I remember the first day I was given privileges on the hospital grounds. My brother dropped off his old bike for me and I was on it right away. I spent months circling the hospital grounds and loved the feeling of freedom. After I was transferred to the Forensic Rehabilitation Unit I was granted day passes into the community. The first thing I did was ride my bike as far away from the hospital as county boundaries would allow. I loved the feeling of freedom.
I am an involuntary patient in a Forensic psychiatric hospital but I now have privileges. Every day the weather is decent, that is above minus two degrees, I ride my brother’s bike to one of the small outlying communities. One of my favourite rides is to Fingal. Part of this journey takes me through the countryside along what is called “Bush Road”. It is surrounded by forest on both sides of the road and I feel I am far away from my world of limits and incarceration. Along the bush is a fence and I see that it has grown into many of the tree trunks. I see this every day and eventually it becomes a thought. I begin to see that although the wire was once a barrier to the tree it has simply enveloped this obstacle. I realize it is nature’s way to overcome obstacles, to envelope them. The wire is still in the tree but it has not stopped the tree from growing as it should. The obstacles in my life can be the same, I can grow around them. They will always be a part of me and in many ways they are what make me human. There are reasons I have endured and my task is to continue to grow. I must turn my suffering into a human achievement. As I pedal along my thoughts are always my own. There are no boundaries or curfews placed on my dreams. I am as free as I can imagine myself to be. Freedom is what freedom does.
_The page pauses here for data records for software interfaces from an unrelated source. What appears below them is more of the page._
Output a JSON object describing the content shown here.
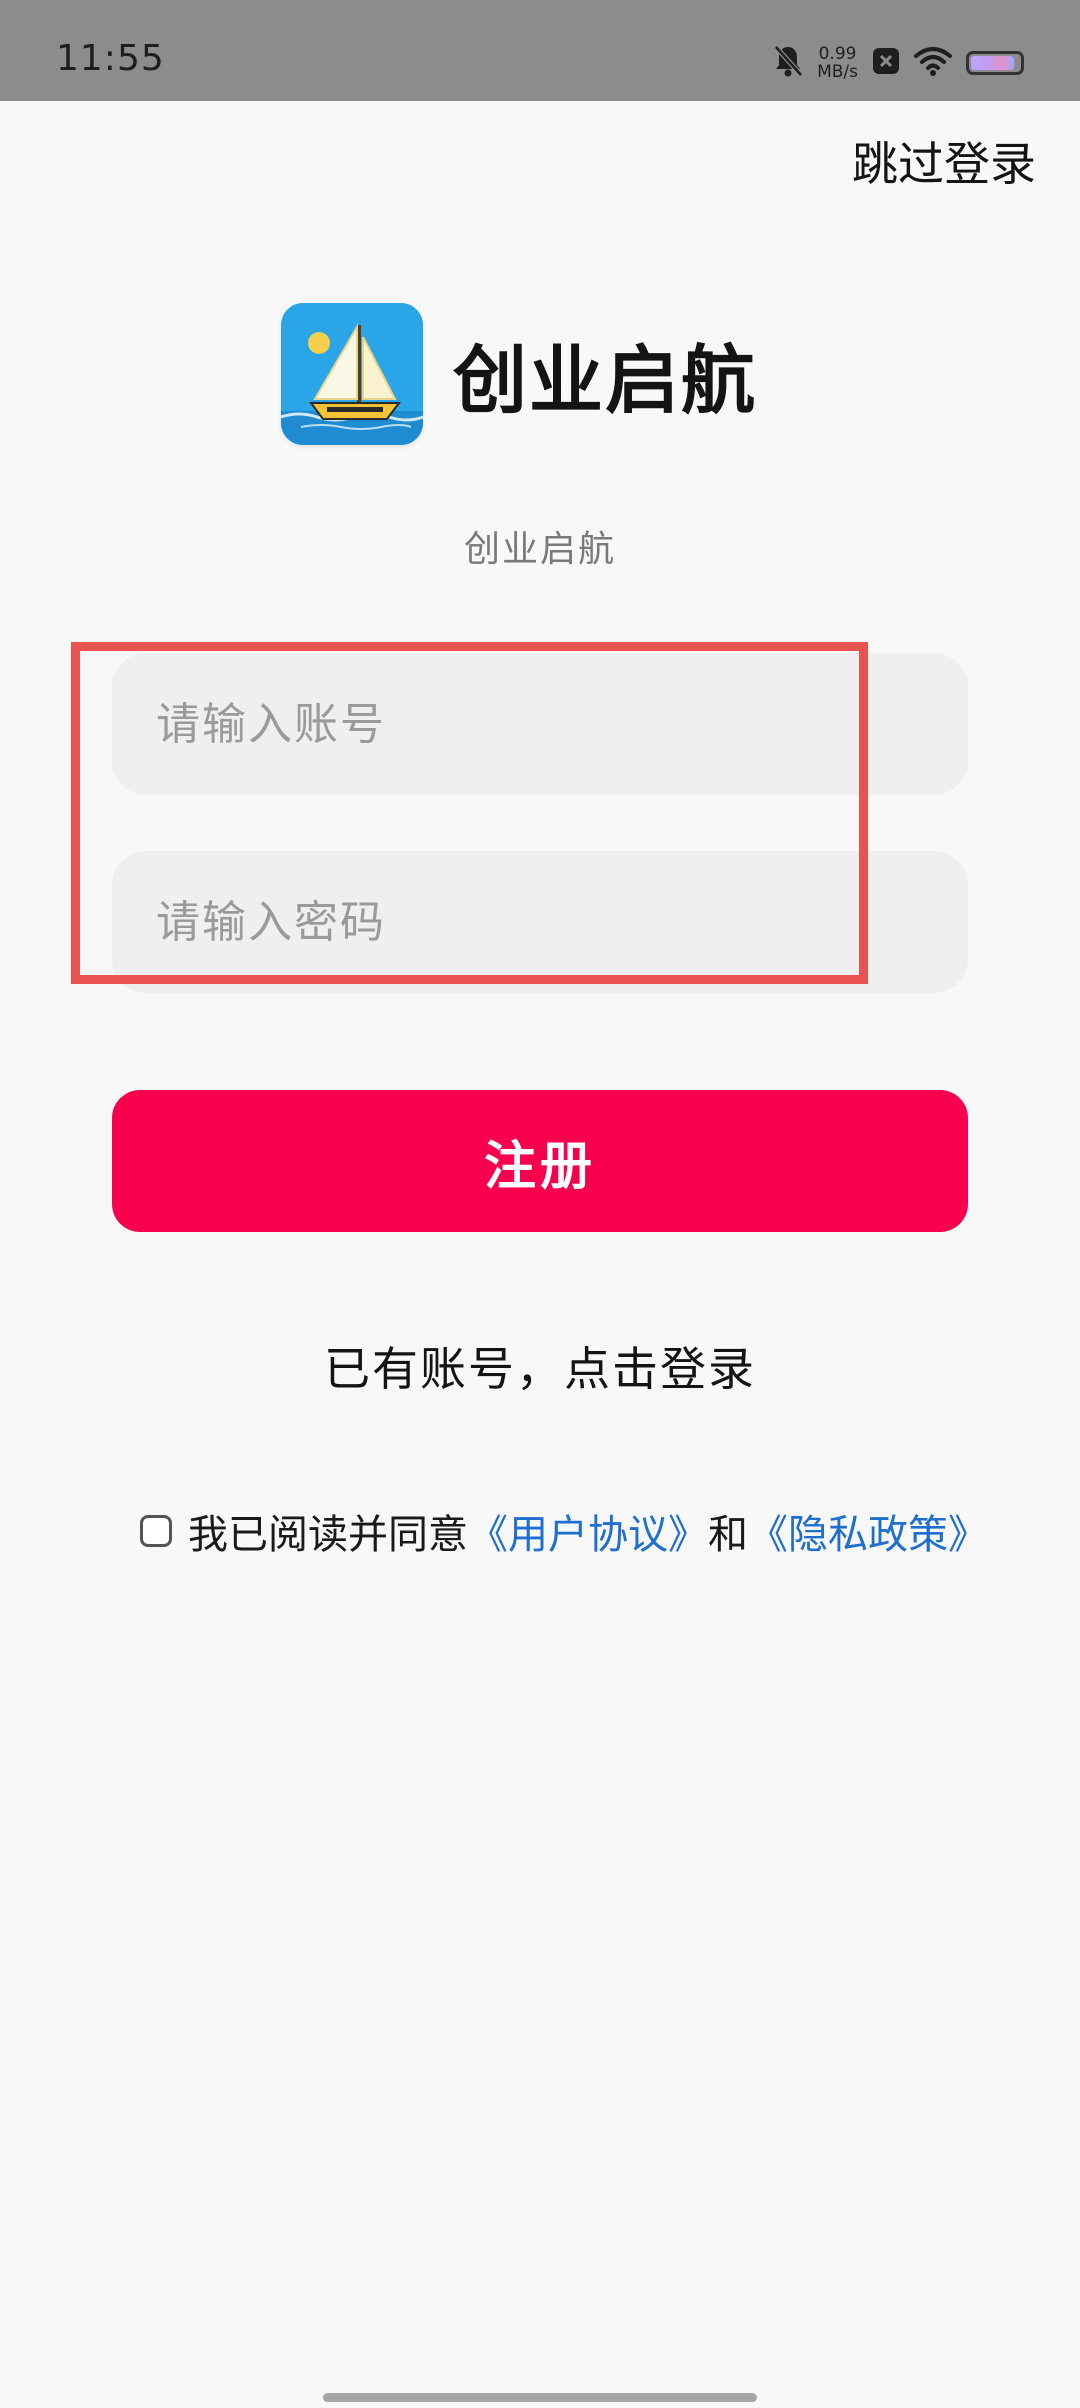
{
  "status_bar": {
    "time": "11:55",
    "net_speed_value": "0.99",
    "net_speed_unit": "MB/s",
    "battery_level": 0.9,
    "icons": [
      "bell-muted-icon",
      "close-box-icon",
      "wifi-icon",
      "battery-icon"
    ]
  },
  "header": {
    "skip_label": "跳过登录"
  },
  "brand": {
    "app_name": "创业启航",
    "subtitle": "创业启航",
    "icon": "sailboat-app-icon"
  },
  "form": {
    "account_placeholder": "请输入账号",
    "password_placeholder": "请输入密码",
    "account_value": "",
    "password_value": ""
  },
  "actions": {
    "register_label": "注册",
    "login_link_label": "已有账号，点击登录"
  },
  "agreement": {
    "checked": false,
    "text_prefix": "我已阅读并同意",
    "user_agreement": "《用户协议》",
    "conjunction": "和",
    "privacy_policy": "《隐私政策》"
  },
  "colors": {
    "accent": "#f9004f",
    "link": "#1e6fd0",
    "highlight": "#e8534f",
    "status_bar": "#8c8c8e"
  }
}
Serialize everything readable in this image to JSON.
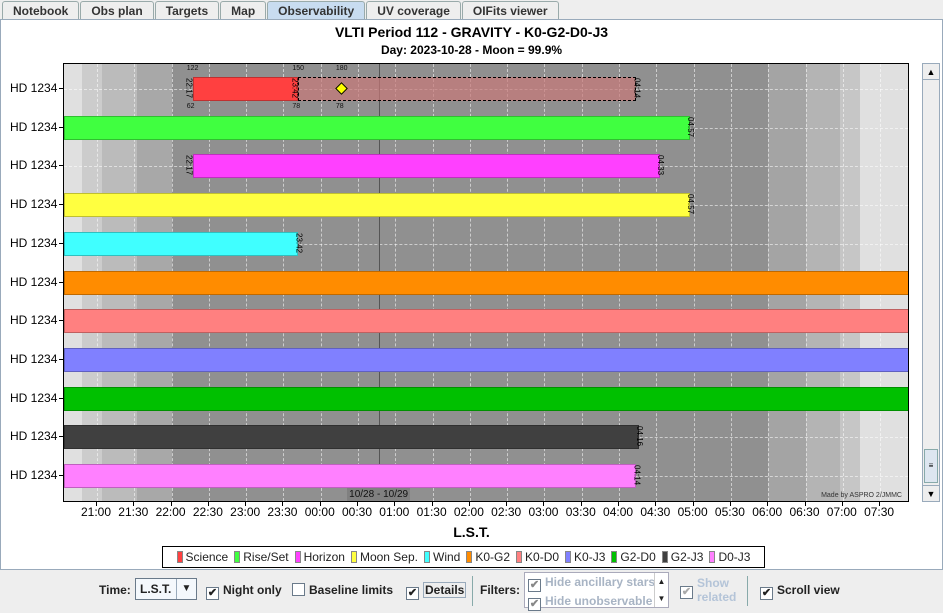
{
  "tabs": [
    "Notebook",
    "Obs plan",
    "Targets",
    "Map",
    "Observability",
    "UV coverage",
    "OIFits viewer"
  ],
  "active_tab": "Observability",
  "chart_data": {
    "type": "gantt",
    "title": "VLTI Period 112 - GRAVITY - K0-G2-D0-J3",
    "subtitle": "Day: 2023-10-28 - Moon = 99.9%",
    "xlabel": "L.S.T.",
    "xticks": [
      "21:00",
      "21:30",
      "22:00",
      "22:30",
      "23:00",
      "23:30",
      "00:00",
      "00:30",
      "01:00",
      "01:30",
      "02:00",
      "02:30",
      "03:00",
      "03:30",
      "04:00",
      "04:30",
      "05:00",
      "05:30",
      "06:00",
      "06:30",
      "07:00",
      "07:30"
    ],
    "date_marker": {
      "time": "00:47",
      "label": "10/28 - 10/29"
    },
    "credit": "Made by ASPRO 2/JMMC",
    "legend": [
      {
        "name": "Science",
        "color": "#ff4040"
      },
      {
        "name": "Rise/Set",
        "color": "#40ff40"
      },
      {
        "name": "Horizon",
        "color": "#ff40ff"
      },
      {
        "name": "Moon Sep.",
        "color": "#ffff40"
      },
      {
        "name": "Wind",
        "color": "#40ffff"
      },
      {
        "name": "K0-G2",
        "color": "#ff8c00"
      },
      {
        "name": "K0-D0",
        "color": "#ff8080"
      },
      {
        "name": "K0-J3",
        "color": "#8080ff"
      },
      {
        "name": "G2-D0",
        "color": "#00c000"
      },
      {
        "name": "G2-J3",
        "color": "#404040"
      },
      {
        "name": "D0-J3",
        "color": "#ff80ff"
      }
    ],
    "rows": [
      {
        "label": "HD 1234",
        "color": "#ff4040",
        "start": "22:17",
        "end": "23:42",
        "start_label": "22:17",
        "end_label": "23:42",
        "start_top": "122",
        "start_bottom": "62",
        "end_top": "150",
        "end_bottom": "78",
        "extension_end": "04:14",
        "extension_label": "04:14",
        "transit": "00:17",
        "transit_top": "180",
        "transit_bottom": "78"
      },
      {
        "label": "HD 1234",
        "color": "#40ff40",
        "start": "20:33",
        "end": "04:57",
        "end_label": "04:57"
      },
      {
        "label": "HD 1234",
        "color": "#ff40ff",
        "start": "22:17",
        "end": "04:33",
        "start_label": "22:17",
        "end_label": "04:33"
      },
      {
        "label": "HD 1234",
        "color": "#ffff40",
        "start": "20:33",
        "end": "04:57",
        "end_label": "04:57"
      },
      {
        "label": "HD 1234",
        "color": "#40ffff",
        "start": "20:33",
        "end": "23:42",
        "end_label": "23:42"
      },
      {
        "label": "HD 1234",
        "color": "#ff8c00",
        "start": "20:33",
        "end": "07:53"
      },
      {
        "label": "HD 1234",
        "color": "#ff8080",
        "start": "20:33",
        "end": "07:53"
      },
      {
        "label": "HD 1234",
        "color": "#8080ff",
        "start": "20:33",
        "end": "07:53"
      },
      {
        "label": "HD 1234",
        "color": "#00c000",
        "start": "20:33",
        "end": "07:53"
      },
      {
        "label": "HD 1234",
        "color": "#404040",
        "start": "20:33",
        "end": "04:16",
        "end_label": "04:16"
      },
      {
        "label": "HD 1234",
        "color": "#ff80ff",
        "start": "20:33",
        "end": "04:14",
        "end_label": "04:14"
      }
    ],
    "twilight_bands": [
      {
        "start": "20:33",
        "end": "20:48",
        "color": "#e0e0e0"
      },
      {
        "start": "20:48",
        "end": "21:04",
        "color": "#cccccc"
      },
      {
        "start": "21:04",
        "end": "21:32",
        "color": "#bbbbbb"
      },
      {
        "start": "21:32",
        "end": "22:00",
        "color": "#a8a8a8"
      },
      {
        "start": "06:00",
        "end": "06:30",
        "color": "#a4a4a4"
      },
      {
        "start": "06:30",
        "end": "06:58",
        "color": "#b4b4b4"
      },
      {
        "start": "06:58",
        "end": "07:14",
        "color": "#c6c6c6"
      },
      {
        "start": "07:14",
        "end": "07:53",
        "color": "#e0e0e0"
      }
    ]
  },
  "controls": {
    "time_label": "Time:",
    "time_value": "L.S.T.",
    "night_only": {
      "label": "Night only",
      "checked": true
    },
    "baseline_limits": {
      "label": "Baseline limits",
      "checked": false
    },
    "details": {
      "label": "Details",
      "checked": true
    },
    "filters_label": "Filters:",
    "filters": [
      {
        "label": "Hide ancillary stars",
        "checked": true
      },
      {
        "label": "Hide unobservable",
        "checked": true
      }
    ],
    "show_related": {
      "label1": "Show",
      "label2": "related",
      "checked": true
    },
    "scroll_view": {
      "label": "Scroll view",
      "checked": true
    }
  }
}
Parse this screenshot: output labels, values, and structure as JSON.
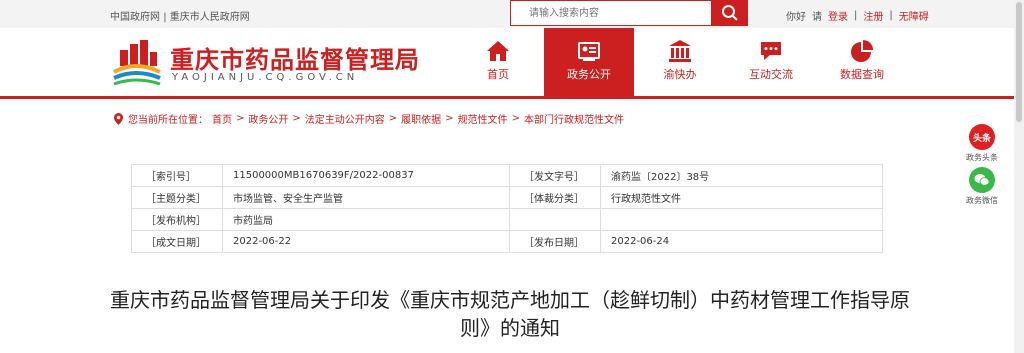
{
  "topbar": {
    "link_gov": "中国政府网",
    "link_sep": "|",
    "link_cq": "重庆市人民政府网",
    "search_placeholder": "请输入搜索内容",
    "hello": "你好",
    "please": "请",
    "login": "登录",
    "bar": "|",
    "register": "注册",
    "accessible": "无障碍"
  },
  "header": {
    "site_name": "重庆市药品监督管理局",
    "site_domain": "YAOJIANJU.CQ.GOV.CN"
  },
  "nav": [
    {
      "label": "首页",
      "icon": "home-icon"
    },
    {
      "label": "政务公开",
      "icon": "id-card-icon"
    },
    {
      "label": "渝快办",
      "icon": "government-building-icon"
    },
    {
      "label": "互动交流",
      "icon": "chat-bubble-icon"
    },
    {
      "label": "数据查询",
      "icon": "pie-chart-icon"
    }
  ],
  "breadcrumb": {
    "lead": "您当前所在位置：",
    "items": [
      "首页",
      "政务公开",
      "法定主动公开内容",
      "履职依据",
      "规范性文件",
      "本部门行政规范性文件"
    ],
    "sep": ">"
  },
  "side": {
    "toutiao_badge": "头条",
    "toutiao_caption": "政务头条",
    "wechat_caption": "政务微信"
  },
  "meta": {
    "k_index": "［索引号］",
    "v_index": "11500000MB1670639F/2022-00837",
    "k_docno": "［发文字号］",
    "v_docno": "渝药监〔2022〕38号",
    "k_topic": "［主题分类］",
    "v_topic": "市场监管、安全生产监管",
    "k_genre": "［体裁分类］",
    "v_genre": "行政规范性文件",
    "k_org": "［发布机构］",
    "v_org": "市药监局",
    "k_created": "［成文日期］",
    "v_created": "2022-06-22",
    "k_published": "［发布日期］",
    "v_published": "2022-06-24"
  },
  "title": "重庆市药品监督管理局关于印发《重庆市规范产地加工（趁鲜切制）中药材管理工作指导原则》的通知",
  "colors": {
    "accent": "#cc1f1f",
    "wechat": "#3bb84a"
  }
}
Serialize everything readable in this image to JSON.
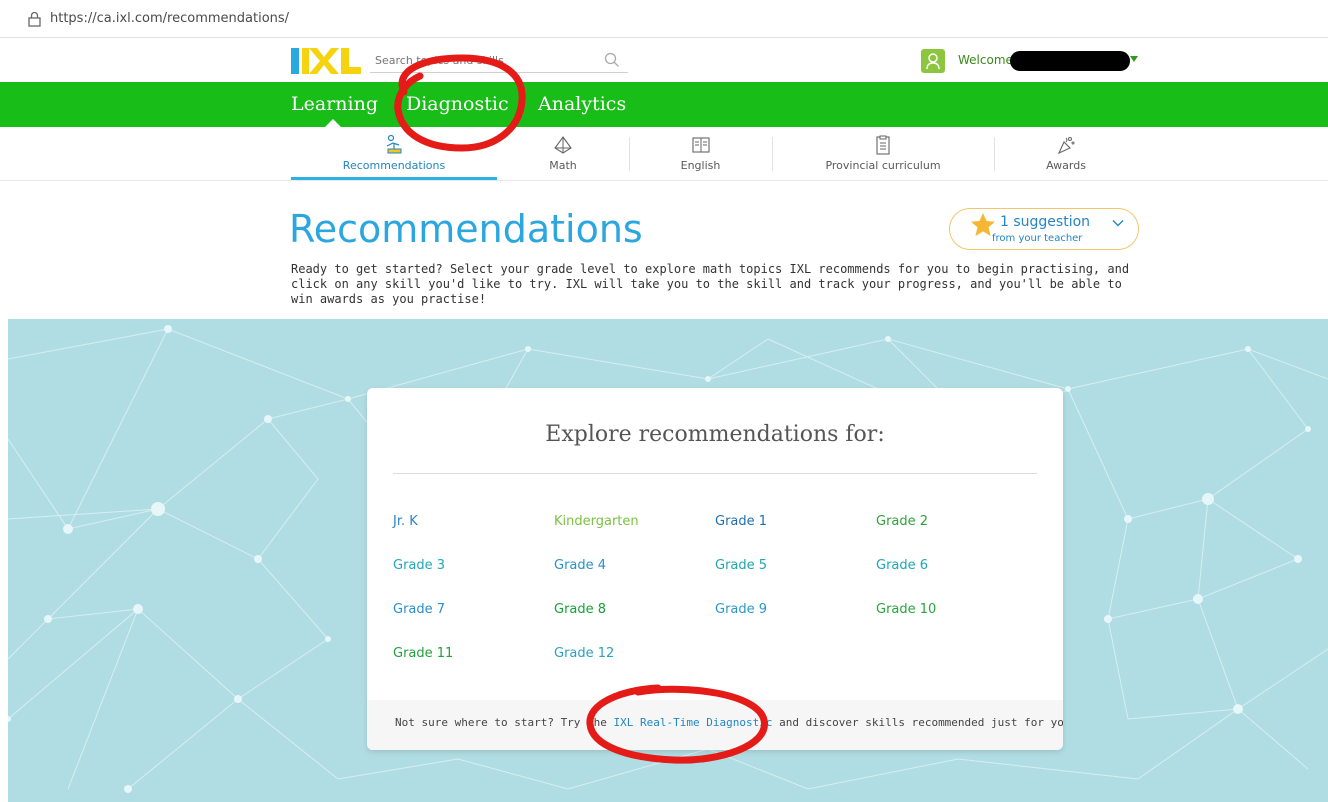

Yes I love the photo as well, I would hate to see whoever rode it into the tree 🙂
Good Evening Brett
I heard your story at the breakfast of champions.
Your words invited me into to join your journey along the bush road
To feel the breeze against my cheek
To smell the early morning air
To see the tree line, the grass along the road
To hear the quiet, the rubber of the bike tires on the roadway, the birds in trees
To open my heart and ruminate on what you were seeing, thinking, and feeling
The analogy of pain and obstacles resonate in my life and in the lives of all of us in your presence
To live this moment, given just for me as it was given for each of us gathered to celebrate the gift of life with its pain and glory, for our souls to become aware, joined together in all our humanity and I stood to applaud your courage and celebrate the joy of our collective personal discovery and I was changed in that moment
I accepted your invitation and I am grateful
I shared your story and have seen the power of reflection in the eyes of those who heard and now too are aware
What a beautiful response. I’m so pleased you were able to find meaning in my journey. My mind wandered back to Bush Road with your reply, thank you.
To ride my bike was a distraction which allowed me to escape what seemed intolerable at times. The image I was left with on that day was to an extent an escape as well. I was able to step back from my struggles and grasp meaning. That meaning has not eliminated hardships but in ways I don’t fully comprehend it has allowed me to embrace parts of my life I would have normally pedaled past. Our lives are all marked by suffering. I was blessed to be able to pull meaning from mine. I rode by this spot many times blinded by my own problems. Many days my pain seemed arbitrary and meaningless, even cruel, fortunately it was transformed as was I.
Thank you again for your thoughtful words.
“I must turn my suffering into a human achievement.” Empowering words, Brett. And sometimes we need words for the impetus to transmute our suffering into something that propels us forward.
That epiphany was a turning point in my life. It was a catalyst to my writing which has lead me here and elsewhere and it gave meaning to my suffering which has at times brought me peace.